Ms. Lusine Lusinyan, Aliona Cebotari, Ricardo Velloso, Mr. Jeffrey M. Davis, Mr. Amine Mati, Murray Petrie, and Mr. Paolo Mauro
This paper analyzes the main sources of fiscal risks, including from unexpected changes in macroeconomic variables and banking crises, which can have major consequences for countries fiscal and public debt sustainability. It builds on an overview of existing practices in a wide range of countries to provide practical suggestions on how to promote disclosure of such risks and on risk mitigation and management. The paper was written in response to requests from IMF member countries for advice on this subject. The paper also includes an example of a possible statement of fiscal risks.
International Monetary Fund. External Relations Dept.
For the latest thinking about the international financial system, monetary policy, economic development, poverty reduction, and other critical issues, subscribe to Finance & Development (F&D). This lively quarterly magazine brings you in-depth analyses of these and other subjects by the IMF’s own staff as well as by prominent international experts. Articles are written for lay readers who want to enrich their understanding of the workings of the global economy and the policies and activities of the IMF.
International Monetary Fund
Kazakhstani banks continue to suffer from a high and rising stock of nonperforming loans. A centralized approach to asset resolution is warranted, and could be based on a reinvigorated Distressed Asset Fund. A robust and transparent public financial management system should be an integral part of any effective fiscal framework. Deeper and sophisticated domestic financial markets will help decline in dollarization and the associated risks. A sound medium-term fiscal framework, supportive monetary and exchange rate policies, and overall financial sector reform is required.
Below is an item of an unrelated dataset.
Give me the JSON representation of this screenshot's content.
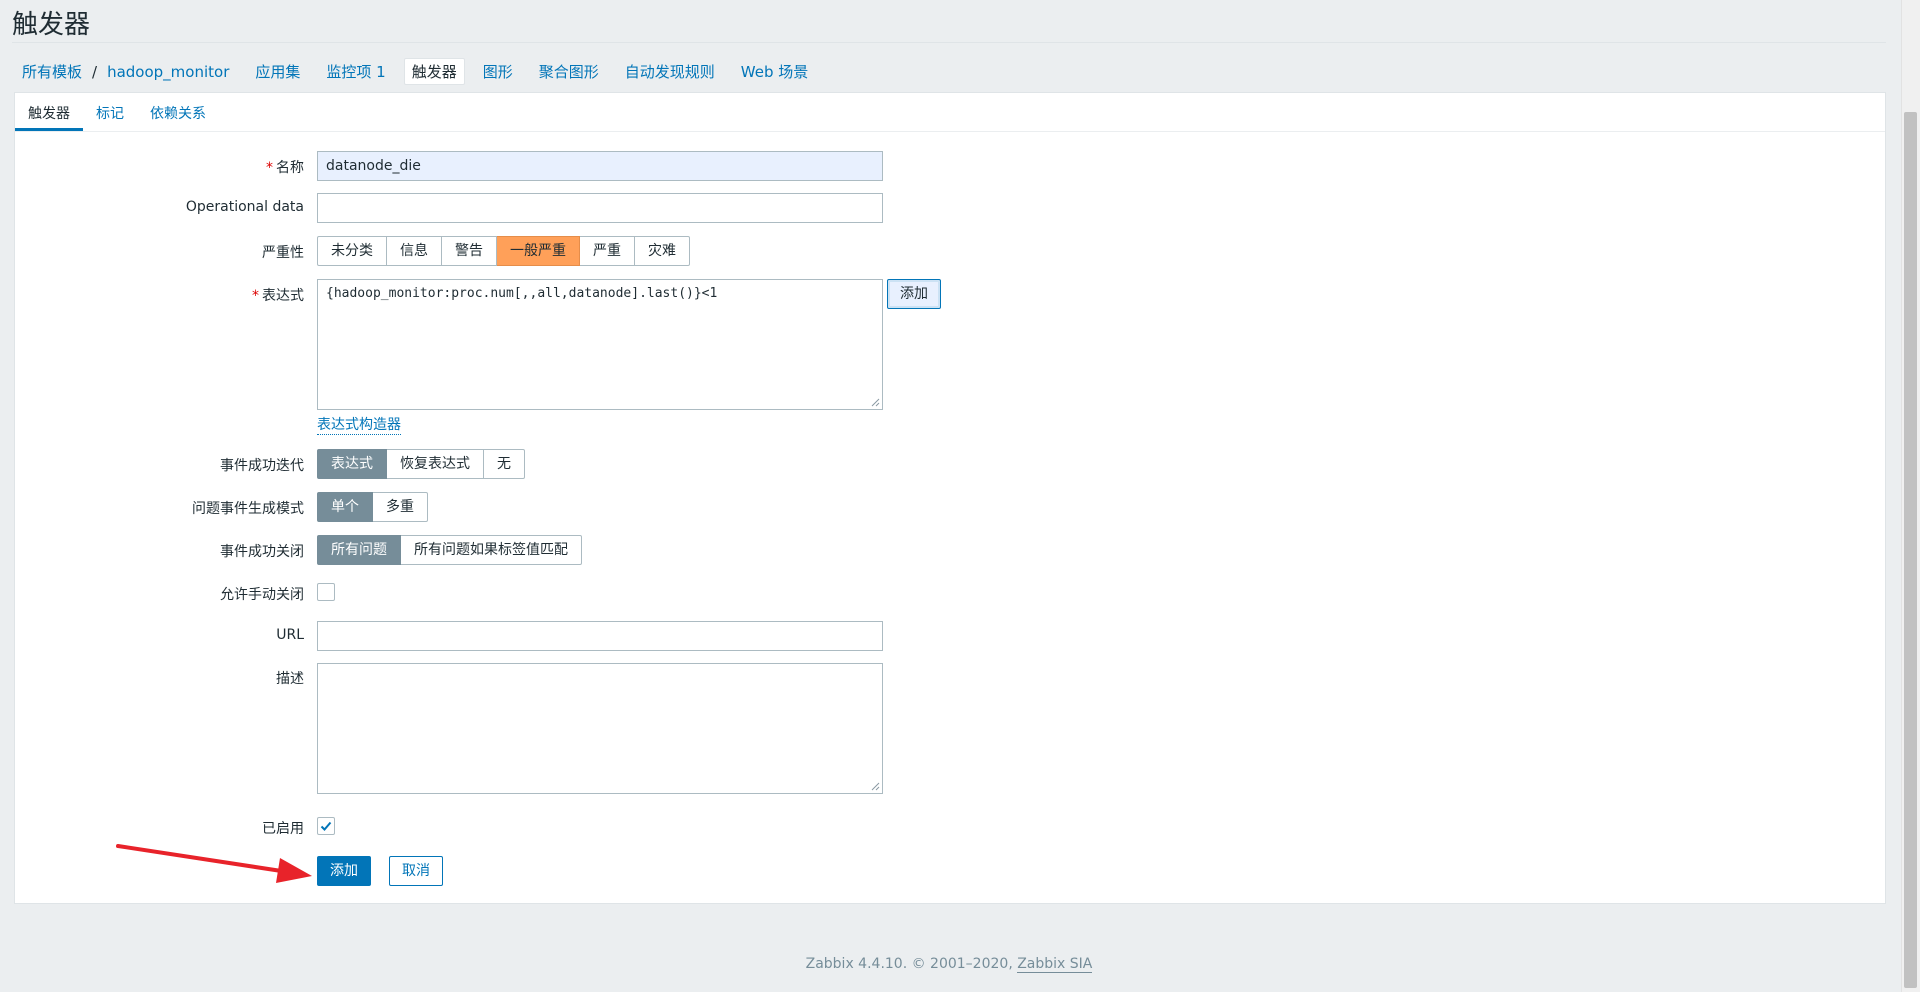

International Monetary Fund
Indonesia has improved fiscal transparency; tax legislation has been substantially revised; tax administration is improving; legal and administrative measures have been adopted to improve public sector governance; and important steps have been taken to rationalize government banking arrangements. However, much remains to be done to improve transparency. There is a large but crucial agenda to improve the monitoring of subnational budgetary and debt developments so as to improve the transparency and quality of fiscal policy at the general government level.
International Monetary Fund. Statistics Dept.
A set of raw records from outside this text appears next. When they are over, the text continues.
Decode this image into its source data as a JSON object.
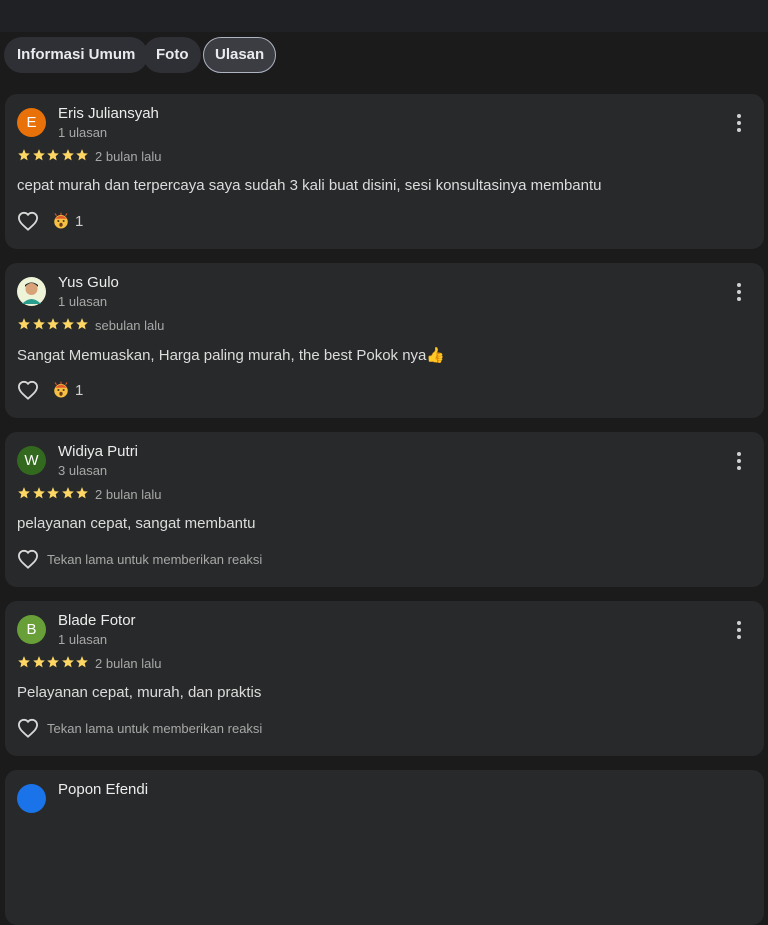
{
  "tabs": [
    {
      "label": "Informasi Umum",
      "active": false
    },
    {
      "label": "Foto",
      "active": false
    },
    {
      "label": "Ulasan",
      "active": true
    }
  ],
  "reviews": [
    {
      "initial": "E",
      "avatar_color": "#e8710a",
      "name": "Eris Juliansyah",
      "count": "1 ulasan",
      "rating": 5,
      "date": "2 bulan lalu",
      "text": "cepat murah dan terpercaya saya sudah 3 kali buat disini, sesi konsultasinya membantu",
      "reactions": "1",
      "reaction_icon": "mind-blown-emoji"
    },
    {
      "initial": "",
      "avatar_color": "#cfe8c9",
      "avatar_photo": true,
      "name": "Yus Gulo",
      "count": "1 ulasan",
      "rating": 5,
      "date": "sebulan lalu",
      "text": "Sangat Memuaskan, Harga paling murah, the best Pokok nya👍",
      "reactions": "1",
      "reaction_icon": "mind-blown-emoji"
    },
    {
      "initial": "W",
      "avatar_color": "#33691e",
      "name": "Widiya Putri",
      "count": "3 ulasan",
      "rating": 5,
      "date": "2 bulan lalu",
      "text": "pelayanan cepat, sangat membantu",
      "reaction_hint": "Tekan lama untuk memberikan reaksi"
    },
    {
      "initial": "B",
      "avatar_color": "#689f38",
      "name": "Blade Fotor",
      "count": "1 ulasan",
      "rating": 5,
      "date": "2 bulan lalu",
      "text": "Pelayanan cepat, murah, dan praktis",
      "reaction_hint": "Tekan lama untuk memberikan reaksi"
    },
    {
      "initial": "",
      "avatar_color": "#1a73e8",
      "name": "Popon Efendi"
    }
  ],
  "colors": {
    "star": "#fdd663",
    "card": "#28292a",
    "background": "#1b1b1c"
  }
}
As part of the Switzerland State Secretariat for Economic Affairs (SECO) project, a technical assistance mission visited Jakarta, Indonesia, during January 8–12, 2018, to develop the capacity to compile integrated sectoral accounts and balance sheets data. The mission reviewed the results of the work undertaken to implement the recommendations of the September 2017 mission.
International Monetary Fund
This Selected Issues paper for Indonesia uses a small structural macroeconomics model of the Indonesian economy to analyze the inflation outlook and monetary policy challenges. The Bank of Indonesia (BI) introduced its Inflation Targeting Framework in July 2005 with the goal to reduce inflation in the medium term to 3 percent. BI’s official mandate is stability of the rupiah, both internal and external, and BI views the inflation targeting regime with a floating exchange rate as the best strategy to fulfill that mandate.
International Monetary Fund. Asia and Pacific Dept
This Selected Issues paper examines the implications of lower crude oil prices on Malaysia’s economy. Although Malaysia’s net oil exports are now very small as a share of GDP, its gas exports are sizeable. The paper provides some background on the structure of energy production and trade in Malaysia, and presents results from empirical analysis of the oil prices on Malaysia’s growth. It is concluded that the decline in prices is likely to have a net negative impact on growth, even though the recent decline in oil prices partially reflects supply considerations.